## WHAT IS NEEDED
Every line below that carries the word "icon" needs to be copied.

## RECORDS FOR THE TASK
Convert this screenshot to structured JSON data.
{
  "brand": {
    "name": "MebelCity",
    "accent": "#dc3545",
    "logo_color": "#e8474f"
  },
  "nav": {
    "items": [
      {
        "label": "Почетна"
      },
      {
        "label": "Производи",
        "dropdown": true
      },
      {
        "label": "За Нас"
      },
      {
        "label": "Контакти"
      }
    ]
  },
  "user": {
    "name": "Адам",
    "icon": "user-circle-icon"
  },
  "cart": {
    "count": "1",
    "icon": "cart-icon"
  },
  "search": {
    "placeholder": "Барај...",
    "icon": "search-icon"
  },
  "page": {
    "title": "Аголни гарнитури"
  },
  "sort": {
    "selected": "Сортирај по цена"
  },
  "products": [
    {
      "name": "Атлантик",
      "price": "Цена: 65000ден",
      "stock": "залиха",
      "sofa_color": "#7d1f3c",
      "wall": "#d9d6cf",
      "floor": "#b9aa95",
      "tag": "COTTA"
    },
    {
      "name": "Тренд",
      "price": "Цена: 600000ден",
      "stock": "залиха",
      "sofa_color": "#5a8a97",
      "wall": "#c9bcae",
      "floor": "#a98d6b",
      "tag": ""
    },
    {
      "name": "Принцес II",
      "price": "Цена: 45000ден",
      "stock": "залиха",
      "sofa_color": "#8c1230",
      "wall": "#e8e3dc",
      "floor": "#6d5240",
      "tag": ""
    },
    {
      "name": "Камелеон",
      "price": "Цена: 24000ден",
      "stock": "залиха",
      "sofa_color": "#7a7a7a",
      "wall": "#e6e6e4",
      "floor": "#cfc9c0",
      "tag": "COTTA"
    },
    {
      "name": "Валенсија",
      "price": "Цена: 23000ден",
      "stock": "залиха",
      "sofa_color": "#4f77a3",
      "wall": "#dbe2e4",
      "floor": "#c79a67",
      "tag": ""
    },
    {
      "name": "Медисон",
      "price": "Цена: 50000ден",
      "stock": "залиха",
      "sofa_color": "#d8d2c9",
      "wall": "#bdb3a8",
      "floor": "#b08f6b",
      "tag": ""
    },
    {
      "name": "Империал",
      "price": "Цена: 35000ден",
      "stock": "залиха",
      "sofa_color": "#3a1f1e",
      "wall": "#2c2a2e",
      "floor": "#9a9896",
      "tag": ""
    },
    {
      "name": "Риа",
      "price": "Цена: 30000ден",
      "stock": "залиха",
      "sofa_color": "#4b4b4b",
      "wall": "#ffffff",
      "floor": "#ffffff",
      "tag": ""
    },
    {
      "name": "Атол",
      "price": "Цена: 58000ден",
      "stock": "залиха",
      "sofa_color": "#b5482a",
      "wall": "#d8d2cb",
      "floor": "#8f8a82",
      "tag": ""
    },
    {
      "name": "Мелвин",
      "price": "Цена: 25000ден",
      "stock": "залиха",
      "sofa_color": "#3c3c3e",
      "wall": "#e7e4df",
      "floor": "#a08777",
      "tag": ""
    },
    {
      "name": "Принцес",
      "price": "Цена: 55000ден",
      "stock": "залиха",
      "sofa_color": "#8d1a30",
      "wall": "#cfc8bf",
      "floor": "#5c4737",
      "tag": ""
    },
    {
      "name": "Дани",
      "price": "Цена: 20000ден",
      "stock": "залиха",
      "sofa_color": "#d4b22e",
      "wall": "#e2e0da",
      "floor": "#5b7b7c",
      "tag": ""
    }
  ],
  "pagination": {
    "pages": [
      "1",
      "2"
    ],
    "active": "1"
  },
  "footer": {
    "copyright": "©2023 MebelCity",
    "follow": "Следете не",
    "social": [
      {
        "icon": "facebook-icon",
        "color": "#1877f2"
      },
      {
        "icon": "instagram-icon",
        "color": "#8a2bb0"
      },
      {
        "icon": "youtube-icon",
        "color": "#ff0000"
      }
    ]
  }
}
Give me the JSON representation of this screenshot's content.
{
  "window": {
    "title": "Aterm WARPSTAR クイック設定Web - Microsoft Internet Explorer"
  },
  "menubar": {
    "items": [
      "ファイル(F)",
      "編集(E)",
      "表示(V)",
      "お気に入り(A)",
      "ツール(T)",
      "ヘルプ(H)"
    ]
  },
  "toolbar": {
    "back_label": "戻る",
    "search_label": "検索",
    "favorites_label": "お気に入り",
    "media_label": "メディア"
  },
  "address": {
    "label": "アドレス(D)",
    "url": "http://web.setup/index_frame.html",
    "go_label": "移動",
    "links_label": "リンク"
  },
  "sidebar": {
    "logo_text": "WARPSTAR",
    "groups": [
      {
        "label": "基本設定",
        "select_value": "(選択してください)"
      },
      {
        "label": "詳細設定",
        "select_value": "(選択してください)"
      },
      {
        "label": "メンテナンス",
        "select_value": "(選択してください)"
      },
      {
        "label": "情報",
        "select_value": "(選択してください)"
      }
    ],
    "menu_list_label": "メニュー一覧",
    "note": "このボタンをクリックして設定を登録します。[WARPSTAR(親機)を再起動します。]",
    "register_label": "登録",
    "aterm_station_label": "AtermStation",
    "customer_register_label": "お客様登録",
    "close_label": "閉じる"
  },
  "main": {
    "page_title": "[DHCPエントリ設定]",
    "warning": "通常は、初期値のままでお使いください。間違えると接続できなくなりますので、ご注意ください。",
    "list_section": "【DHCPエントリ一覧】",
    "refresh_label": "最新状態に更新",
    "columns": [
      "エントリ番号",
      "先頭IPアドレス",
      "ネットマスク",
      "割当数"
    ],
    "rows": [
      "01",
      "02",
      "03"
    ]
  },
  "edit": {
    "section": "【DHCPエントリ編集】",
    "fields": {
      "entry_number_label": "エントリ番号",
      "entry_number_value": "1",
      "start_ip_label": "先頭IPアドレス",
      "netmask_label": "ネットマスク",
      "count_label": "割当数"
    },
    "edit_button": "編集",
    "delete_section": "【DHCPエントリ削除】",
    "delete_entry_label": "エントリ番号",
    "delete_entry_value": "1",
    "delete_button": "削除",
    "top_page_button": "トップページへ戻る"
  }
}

## EXPECTED OUTPUT
    "icon": "user-circle-icon"
    "icon": "cart-icon"
    "icon": "search-icon"
        "icon": "facebook-icon",
        "icon": "instagram-icon",
        "icon": "youtube-icon",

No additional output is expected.